"We will put tariffs on Harley-Davidson, on bourbon and on blue jeans - Levi's", Juncker added.
"If the European Union wants to further increase their already massive tariffs and barriers on USA companies doing business there, we will simply apply a Tax on their Cars which freely pour into the U.S", Trump tweeted.
Canada's leadership said they would retaliate with tariffs on U.S. exports, and European leaders said they would as well, targeting Kentucky bourbon, Harley Davidson motorcycles, and blue jeans.
He also criticised Europe in remarks at a fundraiser, according to video posted online on Saturday, and suggested they would not increase tariffs.
Ross is dismissing the fallout from potential retaliation by the European Union.
"The federal government must stand and fight, here and now, against this threat by the USA government and supporting stakeholders", he said.
The cross-border trade file under Trump - including the NAFTA talks - has been challenging for Canadian government representatives.
The looming trade war comes as negotiations over a US-UK Open Skies agreement appear to have got off to a bad start.
Gareth Stace, the director of trade body UK Steel, said: "In short, these measures would cause serious damage to the prospects of many steel producers here". "Auto sales have flattened in recent months, and manufacturers are not prepared to absorb a sharp increase in the cost to build cars and trucks in America".
In 2002, then US President George W Bush imposed safeguard duties between 8-30% safeguard duty before the elections to the Congress and was forced to remove them in November, 2003 after the WTO authorized more than US $ 2 billion in sanctions on American goods because of the illegal safeguard duties.

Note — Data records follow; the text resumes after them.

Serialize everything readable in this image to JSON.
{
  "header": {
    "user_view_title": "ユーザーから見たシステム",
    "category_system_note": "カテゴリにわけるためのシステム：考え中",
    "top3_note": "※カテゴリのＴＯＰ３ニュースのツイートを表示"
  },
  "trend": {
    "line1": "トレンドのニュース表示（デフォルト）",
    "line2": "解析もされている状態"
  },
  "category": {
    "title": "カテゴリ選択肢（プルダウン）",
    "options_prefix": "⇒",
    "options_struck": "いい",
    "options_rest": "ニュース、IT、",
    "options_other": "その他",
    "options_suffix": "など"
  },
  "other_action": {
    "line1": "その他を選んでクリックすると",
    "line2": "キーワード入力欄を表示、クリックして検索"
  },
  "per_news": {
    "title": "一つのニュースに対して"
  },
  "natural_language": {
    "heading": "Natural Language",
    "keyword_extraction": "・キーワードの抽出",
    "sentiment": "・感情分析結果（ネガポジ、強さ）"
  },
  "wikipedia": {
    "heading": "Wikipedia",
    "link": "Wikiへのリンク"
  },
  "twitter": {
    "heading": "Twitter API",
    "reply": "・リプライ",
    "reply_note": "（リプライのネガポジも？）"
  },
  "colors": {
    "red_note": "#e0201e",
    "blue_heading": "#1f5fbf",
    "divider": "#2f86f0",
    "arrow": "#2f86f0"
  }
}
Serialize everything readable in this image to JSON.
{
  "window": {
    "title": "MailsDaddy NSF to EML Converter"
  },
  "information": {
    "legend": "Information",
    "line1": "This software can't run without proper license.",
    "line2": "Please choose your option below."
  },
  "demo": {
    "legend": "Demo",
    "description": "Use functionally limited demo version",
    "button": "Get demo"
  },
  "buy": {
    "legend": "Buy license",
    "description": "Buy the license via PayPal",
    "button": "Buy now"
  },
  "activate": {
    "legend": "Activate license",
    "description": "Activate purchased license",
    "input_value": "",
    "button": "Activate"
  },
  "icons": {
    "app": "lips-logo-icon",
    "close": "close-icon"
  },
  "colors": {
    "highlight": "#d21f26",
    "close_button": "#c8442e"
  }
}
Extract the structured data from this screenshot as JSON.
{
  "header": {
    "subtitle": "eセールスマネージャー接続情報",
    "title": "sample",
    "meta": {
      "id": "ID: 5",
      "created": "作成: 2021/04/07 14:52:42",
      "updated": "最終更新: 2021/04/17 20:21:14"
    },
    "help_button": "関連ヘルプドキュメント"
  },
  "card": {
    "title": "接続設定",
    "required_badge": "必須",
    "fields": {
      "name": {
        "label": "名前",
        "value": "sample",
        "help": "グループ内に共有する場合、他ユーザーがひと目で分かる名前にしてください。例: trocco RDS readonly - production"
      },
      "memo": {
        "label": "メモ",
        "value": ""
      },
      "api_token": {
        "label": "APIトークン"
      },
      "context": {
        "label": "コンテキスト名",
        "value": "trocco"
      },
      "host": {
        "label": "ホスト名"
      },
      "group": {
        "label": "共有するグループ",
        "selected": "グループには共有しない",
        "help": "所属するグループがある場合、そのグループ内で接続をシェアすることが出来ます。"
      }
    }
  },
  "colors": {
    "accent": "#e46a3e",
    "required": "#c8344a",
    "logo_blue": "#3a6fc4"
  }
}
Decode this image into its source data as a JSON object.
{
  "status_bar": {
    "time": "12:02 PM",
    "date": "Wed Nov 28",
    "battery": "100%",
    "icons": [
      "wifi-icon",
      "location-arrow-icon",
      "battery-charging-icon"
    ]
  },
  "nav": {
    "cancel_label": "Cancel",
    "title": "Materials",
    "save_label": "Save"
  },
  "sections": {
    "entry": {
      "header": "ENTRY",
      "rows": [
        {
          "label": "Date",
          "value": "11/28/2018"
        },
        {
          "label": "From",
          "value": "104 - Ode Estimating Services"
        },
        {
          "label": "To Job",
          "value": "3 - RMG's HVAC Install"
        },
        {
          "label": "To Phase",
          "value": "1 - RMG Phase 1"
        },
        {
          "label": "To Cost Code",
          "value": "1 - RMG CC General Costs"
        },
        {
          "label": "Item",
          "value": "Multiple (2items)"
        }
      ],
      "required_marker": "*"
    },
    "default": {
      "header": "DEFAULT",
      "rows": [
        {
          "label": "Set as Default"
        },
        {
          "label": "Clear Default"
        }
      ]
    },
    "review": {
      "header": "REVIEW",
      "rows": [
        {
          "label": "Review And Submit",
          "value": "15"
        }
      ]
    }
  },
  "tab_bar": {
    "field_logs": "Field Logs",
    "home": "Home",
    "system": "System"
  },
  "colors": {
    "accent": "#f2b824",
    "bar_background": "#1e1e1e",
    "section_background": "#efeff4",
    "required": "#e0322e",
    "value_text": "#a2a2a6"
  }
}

Meanwhile, in a reference to the US's opioid crisis, Trump said Mexico must "do much more" to stem the flow of illegal drugs into the US.
The US has made clear that no countries will be exempted from the tariffs, raising acute fears for British exporters.
Why go after European cars?
Bring it on, Trump seemed to say.
Last time he spoke to WFMZ, he was elated about tax cuts.
Politicians aren't the only ones worries about what these tariffs could mean for Canada's economy.
It's still unclear at this stage.
"We're sort of the middle man", Keith said.